Community Improvement Efforts Recognized as Addison Advances in National Prize Selection Process
Addison was chosen as a finalist for the Robert Wood Johnson Foundation Culture of Health Prize. As a 2020 finalist, Addison is one step closer to the national Prize which honors communities working at the forefront of advancing health and opportunity for all residents.
Addison joins seven other finalist communities from across the country. Winners will be announced this fall.
“Collaboration is at the heart of Addison agencies. We strive to provide the best services to our residents and afford new opportunities to enhance their quality of life. RWJF recognized this work and we are pleased to advance as a RWJF Culture of Health Prize finalist.” said Richard Veenstra, Mayor of Addison.
To get to this stage in the process, communities had to showcase the breadth of work and collaboration happening throughout sectors to improve health. Addison Early Childhood Collaborative, Addison Police Department, Addison Public Library, DuPage County Health Department, High School District 88, NEDFYS, and the Village of Addison came together to highlight teen health initiatives, CIT officers, the Mayor’s Workforce Development Committee, meal assistance programs, and Rock N’ Wheels. To become a finalist, Addison had to demonstrate how its efforts reflect the six Prize criteria:

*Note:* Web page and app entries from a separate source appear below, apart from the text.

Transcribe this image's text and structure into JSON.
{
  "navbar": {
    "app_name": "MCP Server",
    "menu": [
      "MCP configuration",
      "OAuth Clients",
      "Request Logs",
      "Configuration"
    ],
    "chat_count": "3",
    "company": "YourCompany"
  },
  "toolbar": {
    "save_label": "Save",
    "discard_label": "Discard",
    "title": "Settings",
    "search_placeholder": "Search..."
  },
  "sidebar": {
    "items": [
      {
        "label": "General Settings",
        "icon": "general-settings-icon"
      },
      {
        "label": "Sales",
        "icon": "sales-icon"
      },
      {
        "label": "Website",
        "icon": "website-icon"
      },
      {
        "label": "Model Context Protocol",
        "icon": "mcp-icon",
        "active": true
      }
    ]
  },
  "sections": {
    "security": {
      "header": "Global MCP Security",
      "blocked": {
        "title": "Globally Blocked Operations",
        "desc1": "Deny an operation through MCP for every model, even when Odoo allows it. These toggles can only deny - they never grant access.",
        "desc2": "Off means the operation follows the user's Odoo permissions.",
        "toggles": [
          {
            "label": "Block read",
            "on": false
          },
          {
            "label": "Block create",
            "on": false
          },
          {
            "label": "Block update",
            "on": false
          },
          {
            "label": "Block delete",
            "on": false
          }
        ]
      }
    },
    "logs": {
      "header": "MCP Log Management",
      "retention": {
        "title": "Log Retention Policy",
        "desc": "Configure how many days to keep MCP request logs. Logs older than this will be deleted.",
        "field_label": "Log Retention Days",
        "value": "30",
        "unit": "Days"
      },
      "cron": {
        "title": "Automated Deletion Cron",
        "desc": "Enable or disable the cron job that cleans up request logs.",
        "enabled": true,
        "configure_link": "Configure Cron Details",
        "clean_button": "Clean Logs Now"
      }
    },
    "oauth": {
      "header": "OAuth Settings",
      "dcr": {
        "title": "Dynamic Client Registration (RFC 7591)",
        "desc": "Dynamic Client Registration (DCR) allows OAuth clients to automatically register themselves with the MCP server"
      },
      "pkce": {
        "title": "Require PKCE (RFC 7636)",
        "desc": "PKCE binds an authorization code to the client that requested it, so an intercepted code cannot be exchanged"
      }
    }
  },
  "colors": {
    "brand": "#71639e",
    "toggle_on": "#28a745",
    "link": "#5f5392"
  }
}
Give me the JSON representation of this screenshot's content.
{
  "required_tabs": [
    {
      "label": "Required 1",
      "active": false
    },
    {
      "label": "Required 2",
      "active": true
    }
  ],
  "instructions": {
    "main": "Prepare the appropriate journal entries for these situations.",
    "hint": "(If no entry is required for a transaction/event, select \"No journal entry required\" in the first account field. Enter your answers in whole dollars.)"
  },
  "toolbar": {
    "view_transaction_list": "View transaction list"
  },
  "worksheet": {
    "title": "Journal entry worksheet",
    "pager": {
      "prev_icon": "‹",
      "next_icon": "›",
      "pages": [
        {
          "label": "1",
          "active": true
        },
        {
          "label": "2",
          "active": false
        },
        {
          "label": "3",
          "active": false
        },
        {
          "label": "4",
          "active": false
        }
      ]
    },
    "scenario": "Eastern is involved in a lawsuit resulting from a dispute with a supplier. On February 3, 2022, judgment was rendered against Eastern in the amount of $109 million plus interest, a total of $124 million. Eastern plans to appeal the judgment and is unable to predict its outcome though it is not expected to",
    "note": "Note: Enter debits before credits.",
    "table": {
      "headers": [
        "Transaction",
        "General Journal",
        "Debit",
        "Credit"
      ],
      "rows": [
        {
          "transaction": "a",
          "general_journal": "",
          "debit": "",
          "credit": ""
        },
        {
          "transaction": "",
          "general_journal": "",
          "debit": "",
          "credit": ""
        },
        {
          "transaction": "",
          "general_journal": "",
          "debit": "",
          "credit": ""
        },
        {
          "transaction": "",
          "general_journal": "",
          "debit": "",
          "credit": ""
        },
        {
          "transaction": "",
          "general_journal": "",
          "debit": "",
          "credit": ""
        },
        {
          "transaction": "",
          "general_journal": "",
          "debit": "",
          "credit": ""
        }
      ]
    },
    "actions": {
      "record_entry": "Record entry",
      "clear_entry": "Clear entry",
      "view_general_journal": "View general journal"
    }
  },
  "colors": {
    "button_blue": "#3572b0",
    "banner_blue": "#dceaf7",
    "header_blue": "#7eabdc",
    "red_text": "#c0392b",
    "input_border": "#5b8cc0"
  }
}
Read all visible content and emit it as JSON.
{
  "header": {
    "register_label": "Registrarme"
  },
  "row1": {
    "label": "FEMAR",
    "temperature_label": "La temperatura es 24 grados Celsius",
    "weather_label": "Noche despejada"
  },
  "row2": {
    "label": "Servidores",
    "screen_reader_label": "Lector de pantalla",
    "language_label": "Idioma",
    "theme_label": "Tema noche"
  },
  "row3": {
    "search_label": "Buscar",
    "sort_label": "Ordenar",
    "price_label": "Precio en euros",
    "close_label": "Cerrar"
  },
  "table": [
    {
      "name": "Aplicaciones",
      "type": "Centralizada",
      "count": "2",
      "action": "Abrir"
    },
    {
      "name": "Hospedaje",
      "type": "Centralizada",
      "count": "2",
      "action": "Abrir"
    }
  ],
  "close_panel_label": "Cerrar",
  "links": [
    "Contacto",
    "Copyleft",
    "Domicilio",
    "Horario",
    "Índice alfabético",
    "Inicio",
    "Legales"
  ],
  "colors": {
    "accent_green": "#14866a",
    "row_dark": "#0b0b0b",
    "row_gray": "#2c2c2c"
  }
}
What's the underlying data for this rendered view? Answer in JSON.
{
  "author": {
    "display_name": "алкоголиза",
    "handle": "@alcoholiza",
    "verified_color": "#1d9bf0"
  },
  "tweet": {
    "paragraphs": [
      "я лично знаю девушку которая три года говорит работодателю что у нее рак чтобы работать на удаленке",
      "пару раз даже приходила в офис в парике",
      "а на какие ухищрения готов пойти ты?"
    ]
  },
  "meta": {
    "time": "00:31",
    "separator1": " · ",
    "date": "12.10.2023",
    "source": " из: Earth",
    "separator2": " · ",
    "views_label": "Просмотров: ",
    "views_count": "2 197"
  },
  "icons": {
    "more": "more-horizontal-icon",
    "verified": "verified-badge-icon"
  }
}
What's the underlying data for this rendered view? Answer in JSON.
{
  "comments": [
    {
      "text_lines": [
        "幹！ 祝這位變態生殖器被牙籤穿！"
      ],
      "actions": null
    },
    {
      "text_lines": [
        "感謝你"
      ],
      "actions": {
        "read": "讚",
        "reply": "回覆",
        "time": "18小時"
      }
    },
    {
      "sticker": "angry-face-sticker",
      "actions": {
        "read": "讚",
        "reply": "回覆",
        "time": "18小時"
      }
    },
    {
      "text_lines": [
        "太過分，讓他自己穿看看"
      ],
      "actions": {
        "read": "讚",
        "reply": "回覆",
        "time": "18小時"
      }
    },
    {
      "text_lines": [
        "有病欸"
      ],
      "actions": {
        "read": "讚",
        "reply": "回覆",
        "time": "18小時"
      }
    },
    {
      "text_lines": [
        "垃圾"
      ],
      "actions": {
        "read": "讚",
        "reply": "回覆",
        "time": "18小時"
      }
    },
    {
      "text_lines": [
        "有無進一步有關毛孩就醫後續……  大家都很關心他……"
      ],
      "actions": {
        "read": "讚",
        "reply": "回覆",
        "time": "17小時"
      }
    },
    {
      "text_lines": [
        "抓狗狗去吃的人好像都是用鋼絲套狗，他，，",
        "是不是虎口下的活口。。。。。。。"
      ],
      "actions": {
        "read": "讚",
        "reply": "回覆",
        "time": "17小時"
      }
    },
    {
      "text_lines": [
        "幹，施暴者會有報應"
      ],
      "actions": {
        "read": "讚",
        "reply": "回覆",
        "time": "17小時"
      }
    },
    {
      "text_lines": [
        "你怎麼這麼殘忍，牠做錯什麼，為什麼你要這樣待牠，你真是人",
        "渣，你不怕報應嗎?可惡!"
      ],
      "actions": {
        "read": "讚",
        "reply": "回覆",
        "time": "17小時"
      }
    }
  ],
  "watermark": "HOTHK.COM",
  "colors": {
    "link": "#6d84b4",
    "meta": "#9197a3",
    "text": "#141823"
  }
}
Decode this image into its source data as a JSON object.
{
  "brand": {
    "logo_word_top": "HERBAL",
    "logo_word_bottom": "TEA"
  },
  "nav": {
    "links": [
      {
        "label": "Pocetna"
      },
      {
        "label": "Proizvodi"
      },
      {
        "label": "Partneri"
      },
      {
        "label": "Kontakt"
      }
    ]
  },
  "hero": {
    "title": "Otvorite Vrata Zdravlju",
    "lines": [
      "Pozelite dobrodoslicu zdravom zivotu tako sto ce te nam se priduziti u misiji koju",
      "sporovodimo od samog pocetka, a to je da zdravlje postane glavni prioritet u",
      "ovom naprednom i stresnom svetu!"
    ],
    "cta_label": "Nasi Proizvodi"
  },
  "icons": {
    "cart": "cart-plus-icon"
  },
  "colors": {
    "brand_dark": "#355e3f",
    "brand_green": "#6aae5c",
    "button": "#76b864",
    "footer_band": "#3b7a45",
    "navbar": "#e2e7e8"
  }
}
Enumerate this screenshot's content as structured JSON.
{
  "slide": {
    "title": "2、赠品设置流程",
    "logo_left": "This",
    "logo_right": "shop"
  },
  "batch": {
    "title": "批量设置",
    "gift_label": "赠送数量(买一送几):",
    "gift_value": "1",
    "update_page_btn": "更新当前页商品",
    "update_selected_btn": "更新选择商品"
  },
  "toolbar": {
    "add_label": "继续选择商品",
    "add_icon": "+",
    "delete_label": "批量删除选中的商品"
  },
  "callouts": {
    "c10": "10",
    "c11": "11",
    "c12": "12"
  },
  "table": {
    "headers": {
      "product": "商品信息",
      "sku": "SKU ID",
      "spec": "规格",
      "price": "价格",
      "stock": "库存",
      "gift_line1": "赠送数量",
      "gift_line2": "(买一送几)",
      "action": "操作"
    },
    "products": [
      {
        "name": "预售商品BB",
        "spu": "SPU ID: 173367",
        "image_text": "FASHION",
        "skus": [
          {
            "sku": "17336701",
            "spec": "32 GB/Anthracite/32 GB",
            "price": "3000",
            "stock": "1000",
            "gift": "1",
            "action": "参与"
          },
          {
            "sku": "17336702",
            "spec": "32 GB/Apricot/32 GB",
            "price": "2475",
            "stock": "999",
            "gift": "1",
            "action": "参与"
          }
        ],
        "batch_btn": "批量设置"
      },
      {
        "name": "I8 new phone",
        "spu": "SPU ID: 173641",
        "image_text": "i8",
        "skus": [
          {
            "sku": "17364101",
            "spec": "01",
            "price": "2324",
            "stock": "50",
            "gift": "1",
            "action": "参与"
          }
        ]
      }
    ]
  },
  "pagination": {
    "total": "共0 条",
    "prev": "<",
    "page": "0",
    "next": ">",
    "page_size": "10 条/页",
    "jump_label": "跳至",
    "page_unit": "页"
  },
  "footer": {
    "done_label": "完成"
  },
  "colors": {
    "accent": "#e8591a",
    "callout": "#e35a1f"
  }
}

- Defining health in the broadest possible terms.
- Committing to sustainable systems changes and policy-oriented long-term solutions.
- Creating conditions that give everyone a fair and just opportunity to reach their best possible health.
- Harnessing the collective power of leaders, partners, and community members.
- Securing and making the most of available resources.
- Measuring and sharing progress and results.
“Since 2013, Prize communities have shown the nation what is possible when leaders and residents join forces to remove barriers to health—from creating new jobs and improving high school graduation rates…,” said Richard Besser, MD, RWJF president and CEO. “We look forward to visiting each finalist community in the coming months to learn more about how they are expanding opportunities for people to thrive.”
If selected as a Prize winner, Addison will be given a $25,000 prize and a national platform to share their story and lessons learned with the country. The community will join with other national and community change leaders, including past Prize winners, through a national Prize Alumni Network.
To learn about the work of the 44 previous Prize winners, visit www.rwjf.org/prize.
The RWJF Culture of Health Prize is a collaboration between the Robert Wood Johnson Foundation and the University of Wisconsin Population Health Institute.